Instructions for the task - Copy whichever lines of the data hold the word "screenshot".

═════ Input data ═════

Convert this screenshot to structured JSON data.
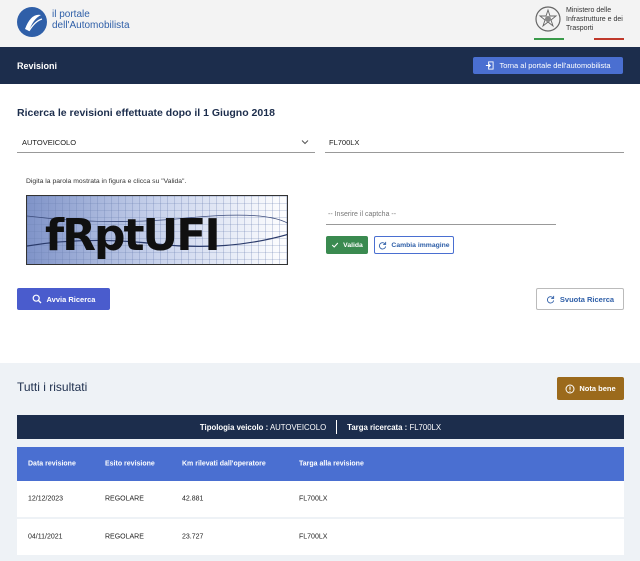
{
  "header": {
    "logo_line1": "il portale",
    "logo_line2": "dell'Automobilista",
    "ministry_line1": "Ministero delle",
    "ministry_line2": "Infrastrutture e dei",
    "ministry_line3": "Trasporti"
  },
  "navbar": {
    "title": "Revisioni",
    "back_button": "Torna al portale dell'automobilista"
  },
  "search": {
    "heading": "Ricerca le revisioni effettuate dopo il 1 Giugno 2018",
    "vehicle_type": "AUTOVEICOLO",
    "plate": "FL700LX",
    "captcha_hint": "Digita la parola mostrata in figura e clicca su \"Valida\".",
    "captcha_text": "fRptUFI",
    "captcha_placeholder": "-- Inserire il captcha --",
    "valida_label": "Valida",
    "cambia_label": "Cambia immagine",
    "avvia_label": "Avvia Ricerca",
    "svuota_label": "Svuota Ricerca"
  },
  "results": {
    "heading": "Tutti i risultati",
    "nota_label": "Nota bene",
    "summary_type_label": "Tipologia veicolo :",
    "summary_type_value": "AUTOVEICOLO",
    "summary_plate_label": "Targa ricercata :",
    "summary_plate_value": "FL700LX",
    "columns": [
      "Data revisione",
      "Esito revisione",
      "Km rilevati dall'operatore",
      "Targa alla revisione"
    ],
    "rows": [
      [
        "12/12/2023",
        "REGOLARE",
        "42.881",
        "FL700LX"
      ],
      [
        "04/11/2021",
        "REGOLARE",
        "23.727",
        "FL700LX"
      ]
    ]
  }
}
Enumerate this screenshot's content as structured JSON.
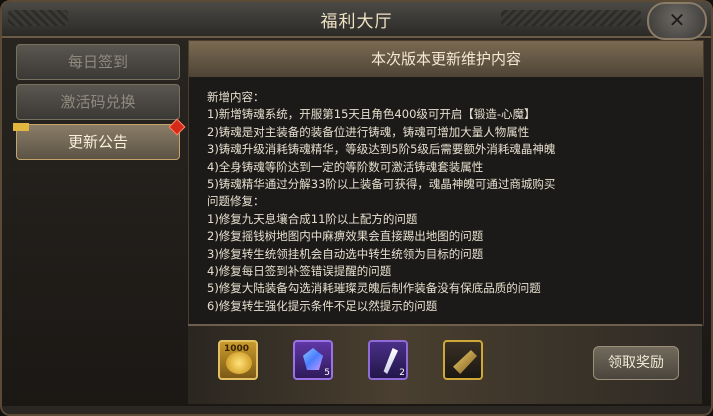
{
  "window": {
    "title": "福利大厅"
  },
  "sidebar": {
    "tabs": [
      {
        "label": "每日签到",
        "active": false
      },
      {
        "label": "激活码兑换",
        "active": false
      },
      {
        "label": "更新公告",
        "active": true
      }
    ]
  },
  "notice": {
    "header": "本次版本更新维护内容",
    "lines": [
      "新增内容：",
      "1)新增铸魂系统，开服第15天且角色400级可开启【锻造-心魔】",
      "2)铸魂是对主装备的装备位进行铸魂，铸魂可增加大量人物属性",
      "3)铸魂升级消耗铸魂精华，等级达到5阶5级后需要额外消耗魂晶神魄",
      "4)全身铸魂等阶达到一定的等阶数可激活铸魂套装属性",
      "5)铸魂精华通过分解33阶以上装备可获得，魂晶神魄可通过商城购买",
      "问题修复：",
      "1)修复九天息壤合成11阶以上配方的问题",
      "2)修复摇钱树地图内中麻痹效果会直接踢出地图的问题",
      "3)修复转生统领挂机会自动选中转生统领为目标的问题",
      "4)修复每日签到补签错误提醒的问题",
      "5)修复大陆装备勾选消耗璀璨灵魄后制作装备没有保底品质的问题",
      "6)修复转生强化提示条件不足以然提示的问题"
    ]
  },
  "rewards": {
    "items": [
      {
        "icon": "gold-coins-icon",
        "label": "1000",
        "count": ""
      },
      {
        "icon": "crystal-icon",
        "count": "5"
      },
      {
        "icon": "feather-icon",
        "count": "2"
      },
      {
        "icon": "blade-icon",
        "count": ""
      }
    ],
    "claim_label": "领取奖励"
  },
  "colors": {
    "accent": "#c4a46a",
    "badge": "#d52a1a"
  }
}
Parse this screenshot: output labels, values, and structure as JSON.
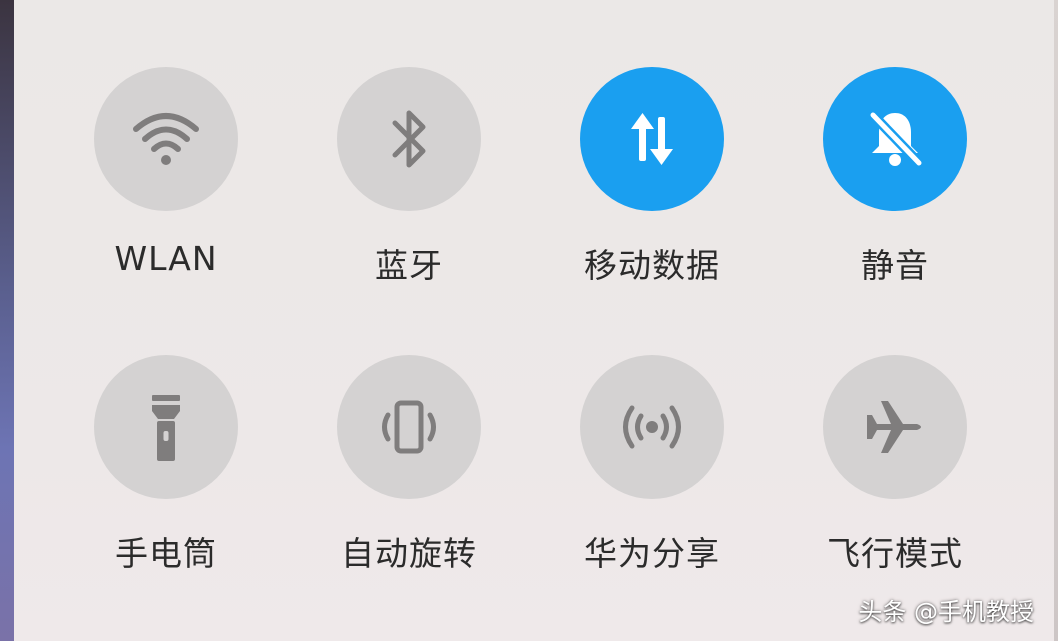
{
  "colors": {
    "active": "#1a9ff0",
    "inactive": "#d4d2d2",
    "icon_inactive": "#7f7d7d",
    "label": "#2b2b2b"
  },
  "toggles": [
    {
      "label": "WLAN",
      "icon": "wifi-icon",
      "active": false
    },
    {
      "label": "蓝牙",
      "icon": "bluetooth-icon",
      "active": false
    },
    {
      "label": "移动数据",
      "icon": "mobile-data-icon",
      "active": true
    },
    {
      "label": "静音",
      "icon": "bell-off-icon",
      "active": true
    },
    {
      "label": "手电筒",
      "icon": "flashlight-icon",
      "active": false
    },
    {
      "label": "自动旋转",
      "icon": "auto-rotate-icon",
      "active": false
    },
    {
      "label": "华为分享",
      "icon": "huawei-share-icon",
      "active": false
    },
    {
      "label": "飞行模式",
      "icon": "airplane-icon",
      "active": false
    }
  ],
  "watermark": "头条 @手机教授"
}
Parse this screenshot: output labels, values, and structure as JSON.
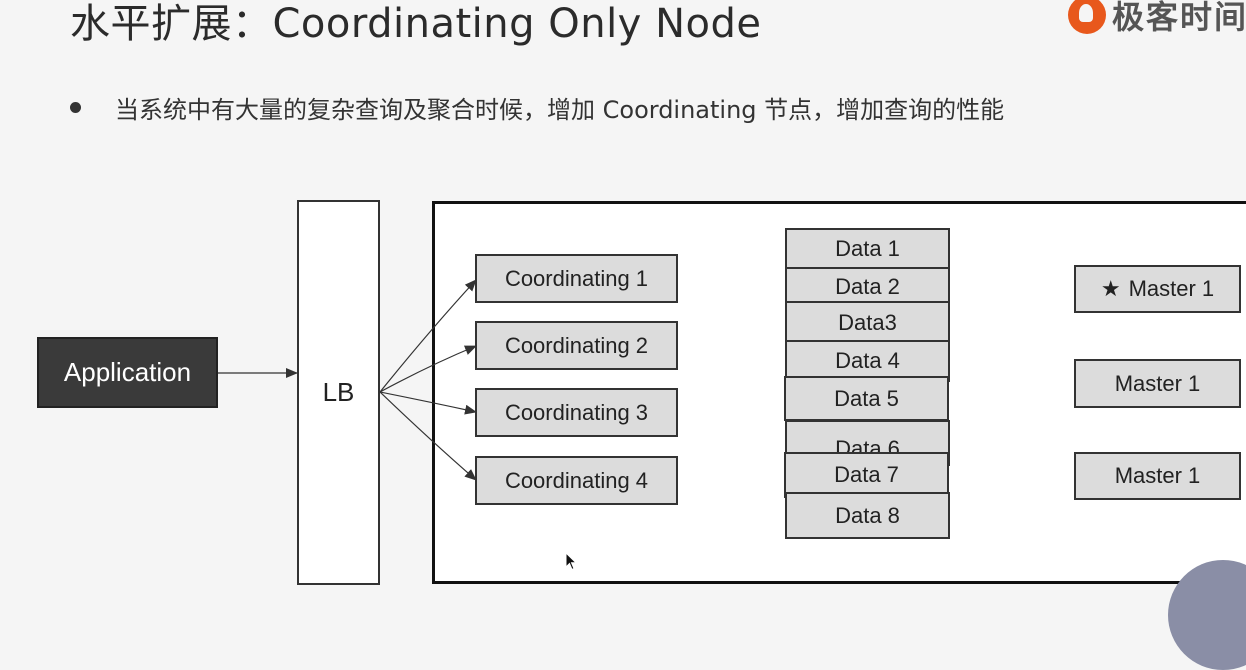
{
  "slide": {
    "title": "水平扩展：Coordinating Only Node",
    "logo_text": "极客时间",
    "bullet": "当系统中有大量的复杂查询及聚合时候，增加 Coordinating 节点，增加查询的性能"
  },
  "diagram": {
    "application": "Application",
    "lb": "LB",
    "coordinating": [
      "Coordinating 1",
      "Coordinating 2",
      "Coordinating 3",
      "Coordinating 4"
    ],
    "data": [
      "Data 1",
      "Data 2",
      "Data3",
      "Data 4",
      "Data 5",
      "Data 6",
      "Data 7",
      "Data 8"
    ],
    "masters": [
      "Master 1",
      "Master 1",
      "Master 1"
    ],
    "star_icon": "★"
  }
}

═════

Answer to this task -
Convert this screenshot to structured JSON data.
Enumerate this screenshot's content as structured JSON.
Parse this screenshot: output labels, values, and structure as JSON.
Parse this screenshot: output labels, values, and structure as JSON.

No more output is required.